Long Island Clean Water Partnership
The Long Island Clean Water Partnership addresses three priorities of the Rauch Foundation. It tackles issues facing the region’s water supply; it employs a new model of working together for Long Island’s future, and it engages a broad constituency in addressing the problem.
The Clean Water Partnership is dedicated to reducing the threats to Long Island’s drinking and surface waters and to finding long-term solutions that will protect and restore water quality for the future. It is pressing for faster clean-up of toxic waste sites (of which there are 250 on Long Island); advocating better rules for monitoring, testing and handling of pesticides, and developing local programs to reduce household hazardous waste and assure that pharmaceuticals are disposed of in ways that keep them out of the water.
The challenge to the water supply is a major concern. As the Clean Water Partnership explains, “Science conclusively shows deteriorating water quality in Long Island’s groundwater. Nitrogen pollution from sewage, most notably aging sewer and septic systems, flows from our aquifers into our bays and harbors, damaging salt marshes, causing harmful algae blooms, reducing fish and shellfish populations and closing our beaches. Additionally, 117 pesticides have been detected in our groundwater as well as toxic and volatile organic compounds, and pharmaceutical drugs.” In Suffolk County, 70% of homes (90% in Eastern Suffolk) are not hooked up to sewers and rely instead on individual septic tanks or cesspools, which were designed to remove pathogens, not nitrogen.
Fortunately, the problem can be fixed. But the solution requires action by local, county, and state officials to establish new water quality standards that reduce sewage pollution in Long Island’s waters and improve, upgrade and modernize existing sewer and septic systems. As the Clean Water Partnership states, “There are many ways to fund water quality improvement: tax credits, upgrade incentives, sales tax, bond act, water rate adjustments, and many more. Once new water quality standards are set, and enforcement has been provided for, we’ll know what funding mechanisms make the most sense.”
That’s why the Long Island Clean Water Partnership and the new model of collaboration that it represents are so important. The Partnership is a coalition of Long Island’s leading conservation organizations including Citizens Campaign for the Environment, Group for the East End, Long Island Pine Barrens Society, and The Nature Conservancy. Those four key groups meet twice a month, but their roles are not informal; they are carefully delineated.
As part of the model, a formal memorandum of understanding, signed at the outset of the Partnership, defines the coalition and the roles of each of the four key groups. It specifies their individual areas of responsibility (e.g., communications, research, grassroots organizing, technical knowledge, groundwater protection, etc.) and lists precise deliverables.
That by itself is an innovative model, but the Clean Water Partnership and its model extend further. The Partnership has more than 100 partner organizations and 17,000 individual members. That gives it a constituency upon which it can call to influence public policy in ways that the four key groups on their own could not. The Partnership convenes its broad membership at an annual conference, sponsored by the Rauch Foundation.

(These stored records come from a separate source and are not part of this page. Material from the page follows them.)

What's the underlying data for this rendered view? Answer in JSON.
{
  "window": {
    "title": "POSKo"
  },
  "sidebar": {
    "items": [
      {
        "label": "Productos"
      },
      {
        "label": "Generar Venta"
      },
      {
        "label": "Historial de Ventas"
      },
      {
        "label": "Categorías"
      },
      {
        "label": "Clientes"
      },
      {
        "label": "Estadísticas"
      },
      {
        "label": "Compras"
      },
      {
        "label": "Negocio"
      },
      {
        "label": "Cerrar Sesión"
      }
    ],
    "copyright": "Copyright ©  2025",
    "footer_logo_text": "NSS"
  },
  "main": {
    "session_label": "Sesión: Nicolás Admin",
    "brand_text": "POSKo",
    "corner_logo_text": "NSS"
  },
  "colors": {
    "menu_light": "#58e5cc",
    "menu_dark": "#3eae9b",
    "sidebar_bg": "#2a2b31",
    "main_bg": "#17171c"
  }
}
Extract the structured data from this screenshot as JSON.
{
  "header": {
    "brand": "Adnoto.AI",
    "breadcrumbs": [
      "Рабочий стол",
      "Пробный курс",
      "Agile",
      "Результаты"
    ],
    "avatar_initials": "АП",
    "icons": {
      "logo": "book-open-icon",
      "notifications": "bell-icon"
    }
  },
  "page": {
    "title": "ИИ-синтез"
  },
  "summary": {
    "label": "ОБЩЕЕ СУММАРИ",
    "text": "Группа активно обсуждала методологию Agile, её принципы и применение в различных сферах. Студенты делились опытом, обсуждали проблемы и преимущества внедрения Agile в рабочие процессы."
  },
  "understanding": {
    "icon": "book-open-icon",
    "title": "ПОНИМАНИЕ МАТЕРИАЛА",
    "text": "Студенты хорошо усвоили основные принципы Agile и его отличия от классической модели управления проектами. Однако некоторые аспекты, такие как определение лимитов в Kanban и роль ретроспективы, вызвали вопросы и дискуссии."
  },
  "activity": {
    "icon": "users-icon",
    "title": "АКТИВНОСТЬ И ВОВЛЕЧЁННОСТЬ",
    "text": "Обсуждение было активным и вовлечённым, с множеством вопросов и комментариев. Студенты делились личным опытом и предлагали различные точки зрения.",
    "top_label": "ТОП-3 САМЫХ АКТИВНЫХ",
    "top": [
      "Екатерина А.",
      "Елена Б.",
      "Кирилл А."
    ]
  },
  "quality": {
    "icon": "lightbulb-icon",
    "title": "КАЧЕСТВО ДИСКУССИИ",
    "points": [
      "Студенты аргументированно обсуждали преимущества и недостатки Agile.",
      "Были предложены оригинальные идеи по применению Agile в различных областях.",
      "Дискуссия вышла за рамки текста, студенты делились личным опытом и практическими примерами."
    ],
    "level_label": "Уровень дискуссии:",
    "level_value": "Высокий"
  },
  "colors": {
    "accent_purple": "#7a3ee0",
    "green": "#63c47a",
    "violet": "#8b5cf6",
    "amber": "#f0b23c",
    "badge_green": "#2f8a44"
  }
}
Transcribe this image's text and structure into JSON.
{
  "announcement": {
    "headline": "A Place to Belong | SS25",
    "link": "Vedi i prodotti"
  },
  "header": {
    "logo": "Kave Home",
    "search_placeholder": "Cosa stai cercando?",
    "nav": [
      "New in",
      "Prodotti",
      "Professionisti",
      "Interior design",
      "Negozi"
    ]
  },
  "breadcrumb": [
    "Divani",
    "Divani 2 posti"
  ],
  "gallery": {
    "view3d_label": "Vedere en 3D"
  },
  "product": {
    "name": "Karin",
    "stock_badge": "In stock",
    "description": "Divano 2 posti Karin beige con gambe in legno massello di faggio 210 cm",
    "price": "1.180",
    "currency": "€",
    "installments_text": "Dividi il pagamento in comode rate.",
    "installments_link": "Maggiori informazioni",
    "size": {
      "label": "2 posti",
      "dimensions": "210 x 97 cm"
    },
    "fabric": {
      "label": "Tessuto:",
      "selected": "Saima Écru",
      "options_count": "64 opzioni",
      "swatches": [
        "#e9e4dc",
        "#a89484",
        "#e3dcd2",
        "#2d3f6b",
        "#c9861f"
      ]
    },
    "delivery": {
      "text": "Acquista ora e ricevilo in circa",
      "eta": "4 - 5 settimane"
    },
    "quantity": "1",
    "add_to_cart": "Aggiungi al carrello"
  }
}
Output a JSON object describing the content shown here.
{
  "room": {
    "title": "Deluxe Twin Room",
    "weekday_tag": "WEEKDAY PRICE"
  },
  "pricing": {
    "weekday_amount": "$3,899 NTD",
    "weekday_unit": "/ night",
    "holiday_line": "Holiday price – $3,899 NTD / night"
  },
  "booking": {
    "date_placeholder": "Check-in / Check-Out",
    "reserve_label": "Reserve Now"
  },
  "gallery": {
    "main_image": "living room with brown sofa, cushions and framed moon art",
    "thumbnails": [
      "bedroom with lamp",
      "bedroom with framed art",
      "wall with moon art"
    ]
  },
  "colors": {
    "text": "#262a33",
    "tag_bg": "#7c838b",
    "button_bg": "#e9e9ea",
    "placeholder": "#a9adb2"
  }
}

In addition, Professor Christopher Gobler of the School of Marine and Atmospheric Sciences at Stony Brook University acts as the Clean Water Partnership's science consultant. The Partnership regularly meets with him to discuss new water quality challenges, and together they release an annual water quality report.
The Rauch Foundation has provided key support for the Partnership to lay the groundwork for the long-term goal of ensuring that Long Island's sole-source aquifer system remains a viable source of clean, safe, and affordable drinking water for generations to come. The Foundation has supported each of the four key groups that created the Partnership and their various obligations under the memorandum of understanding.
The Rauch Foundation has also supported the Partnership’s efforts to identify policy, regulatory and municipal actions for transforming ideas into sustainable implementation vehicles, promoting wastewater treatment alternatives, and, through continued communications and outreach, keeping the public engaged in water issues on Long Island.
As a core element of the Partnership’s work, the Rauch Foundation has additionally supported research by Professor Christopher Gobler of Stony Brook University. His research – and that of his colleagues in the Gobler Lab – monitors water quality levels across Long Island. As research is a key priority of the Foundation, ensuring that the Partnership has the latest research on which to draw is fundamental to the Foundation’s commitment to improving Long Island’s water quality.
The Long Island Clean Water Partnership is addressing a fundamentally important issue. It is tackling it through a new way of working together. It is engaging a broad constituency across Long Island in combating the challenge. This is precisely the kind of bold, innovative, and collaborative approach that the Rauch Foundation prioritizes.